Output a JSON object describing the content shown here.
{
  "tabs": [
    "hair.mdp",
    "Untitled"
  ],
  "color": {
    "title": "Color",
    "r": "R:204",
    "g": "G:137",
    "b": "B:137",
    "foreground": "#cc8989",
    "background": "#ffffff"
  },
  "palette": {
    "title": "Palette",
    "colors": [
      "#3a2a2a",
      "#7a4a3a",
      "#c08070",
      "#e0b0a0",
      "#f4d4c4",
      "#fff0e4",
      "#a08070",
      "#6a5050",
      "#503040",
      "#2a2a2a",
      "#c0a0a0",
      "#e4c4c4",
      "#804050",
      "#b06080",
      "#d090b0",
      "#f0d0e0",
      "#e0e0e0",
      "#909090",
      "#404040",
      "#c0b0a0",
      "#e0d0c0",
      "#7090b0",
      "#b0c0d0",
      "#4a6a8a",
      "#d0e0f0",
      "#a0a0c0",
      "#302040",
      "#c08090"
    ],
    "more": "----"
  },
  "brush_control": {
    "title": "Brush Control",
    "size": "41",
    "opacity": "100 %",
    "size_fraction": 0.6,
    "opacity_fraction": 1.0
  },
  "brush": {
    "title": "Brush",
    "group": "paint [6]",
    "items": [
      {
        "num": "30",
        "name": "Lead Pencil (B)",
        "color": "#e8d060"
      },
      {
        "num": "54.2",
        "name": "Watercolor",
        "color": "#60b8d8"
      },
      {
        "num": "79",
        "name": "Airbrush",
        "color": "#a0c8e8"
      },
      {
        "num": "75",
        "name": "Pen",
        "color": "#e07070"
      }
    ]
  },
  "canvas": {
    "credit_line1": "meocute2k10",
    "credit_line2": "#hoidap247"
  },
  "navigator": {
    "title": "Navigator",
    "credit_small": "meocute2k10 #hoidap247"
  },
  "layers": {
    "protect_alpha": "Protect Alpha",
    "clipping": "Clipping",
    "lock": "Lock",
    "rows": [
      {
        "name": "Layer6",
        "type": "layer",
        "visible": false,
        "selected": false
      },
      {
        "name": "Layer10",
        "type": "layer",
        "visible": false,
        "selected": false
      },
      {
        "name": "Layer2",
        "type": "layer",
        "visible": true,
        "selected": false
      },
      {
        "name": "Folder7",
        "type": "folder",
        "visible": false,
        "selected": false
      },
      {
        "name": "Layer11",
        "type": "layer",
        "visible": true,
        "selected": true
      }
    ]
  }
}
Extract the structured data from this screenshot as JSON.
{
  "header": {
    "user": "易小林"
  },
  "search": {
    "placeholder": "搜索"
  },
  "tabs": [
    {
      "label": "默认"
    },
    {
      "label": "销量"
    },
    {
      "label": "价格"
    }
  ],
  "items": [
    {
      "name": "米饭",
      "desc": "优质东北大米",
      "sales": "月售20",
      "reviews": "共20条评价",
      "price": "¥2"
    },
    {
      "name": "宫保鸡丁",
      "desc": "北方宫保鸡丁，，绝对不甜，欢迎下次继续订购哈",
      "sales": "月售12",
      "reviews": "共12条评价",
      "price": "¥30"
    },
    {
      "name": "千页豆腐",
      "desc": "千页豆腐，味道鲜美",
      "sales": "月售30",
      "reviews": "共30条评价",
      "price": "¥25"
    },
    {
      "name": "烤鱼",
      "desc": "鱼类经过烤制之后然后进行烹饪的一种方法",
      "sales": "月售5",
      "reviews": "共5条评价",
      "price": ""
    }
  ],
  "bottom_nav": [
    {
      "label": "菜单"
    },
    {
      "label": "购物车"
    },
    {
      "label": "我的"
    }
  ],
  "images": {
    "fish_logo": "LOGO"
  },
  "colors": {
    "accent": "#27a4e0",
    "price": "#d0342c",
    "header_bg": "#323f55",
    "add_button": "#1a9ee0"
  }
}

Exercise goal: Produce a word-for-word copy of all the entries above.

Task result:
Output a JSON object describing the content shown here.
{
  "tabs": [
    "hair.mdp",
    "Untitled"
  ],
  "color": {
    "title": "Color",
    "r": "R:204",
    "g": "G:137",
    "b": "B:137",
    "foreground": "#cc8989",
    "background": "#ffffff"
  },
  "palette": {
    "title": "Palette",
    "colors": [
      "#3a2a2a",
      "#7a4a3a",
      "#c08070",
      "#e0b0a0",
      "#f4d4c4",
      "#fff0e4",
      "#a08070",
      "#6a5050",
      "#503040",
      "#2a2a2a",
      "#c0a0a0",
      "#e4c4c4",
      "#804050",
      "#b06080",
      "#d090b0",
      "#f0d0e0",
      "#e0e0e0",
      "#909090",
      "#404040",
      "#c0b0a0",
      "#e0d0c0",
      "#7090b0",
      "#b0c0d0",
      "#4a6a8a",
      "#d0e0f0",
      "#a0a0c0",
      "#302040",
      "#c08090"
    ],
    "more": "----"
  },
  "brush_control": {
    "title": "Brush Control",
    "size": "41",
    "opacity": "100 %",
    "size_fraction": 0.6,
    "opacity_fraction": 1.0
  },
  "brush": {
    "title": "Brush",
    "group": "paint [6]",
    "items": [
      {
        "num": "30",
        "name": "Lead Pencil (B)",
        "color": "#e8d060"
      },
      {
        "num": "54.2",
        "name": "Watercolor",
        "color": "#60b8d8"
      },
      {
        "num": "79",
        "name": "Airbrush",
        "color": "#a0c8e8"
      },
      {
        "num": "75",
        "name": "Pen",
        "color": "#e07070"
      }
    ]
  },
  "canvas": {
    "credit_line1": "meocute2k10",
    "credit_line2": "#hoidap247"
  },
  "navigator": {
    "title": "Navigator",
    "credit_small": "meocute2k10 #hoidap247"
  },
  "layers": {
    "protect_alpha": "Protect Alpha",
    "clipping": "Clipping",
    "lock": "Lock",
    "rows": [
      {
        "name": "Layer6",
        "type": "layer",
        "visible": false,
        "selected": false
      },
      {
        "name": "Layer10",
        "type": "layer",
        "visible": false,
        "selected": false
      },
      {
        "name": "Layer2",
        "type": "layer",
        "visible": true,
        "selected": false
      },
      {
        "name": "Folder7",
        "type": "folder",
        "visible": false,
        "selected": false
      },
      {
        "name": "Layer11",
        "type": "layer",
        "visible": true,
        "selected": true
      }
    ]
  }
}
Extract the structured data from this screenshot as JSON.
{
  "header": {
    "user": "易小林"
  },
  "search": {
    "placeholder": "搜索"
  },
  "tabs": [
    {
      "label": "默认"
    },
    {
      "label": "销量"
    },
    {
      "label": "价格"
    }
  ],
  "items": [
    {
      "name": "米饭",
      "desc": "优质东北大米",
      "sales": "月售20",
      "reviews": "共20条评价",
      "price": "¥2"
    },
    {
      "name": "宫保鸡丁",
      "desc": "北方宫保鸡丁，，绝对不甜，欢迎下次继续订购哈",
      "sales": "月售12",
      "reviews": "共12条评价",
      "price": "¥30"
    },
    {
      "name": "千页豆腐",
      "desc": "千页豆腐，味道鲜美",
      "sales": "月售30",
      "reviews": "共30条评价",
      "price": "¥25"
    },
    {
      "name": "烤鱼",
      "desc": "鱼类经过烤制之后然后进行烹饪的一种方法",
      "sales": "月售5",
      "reviews": "共5条评价",
      "price": ""
    }
  ],
  "bottom_nav": [
    {
      "label": "菜单"
    },
    {
      "label": "购物车"
    },
    {
      "label": "我的"
    }
  ],
  "images": {
    "fish_logo": "LOGO"
  },
  "colors": {
    "accent": "#27a4e0",
    "price": "#d0342c",
    "header_bg": "#323f55",
    "add_button": "#1a9ee0"
  }
}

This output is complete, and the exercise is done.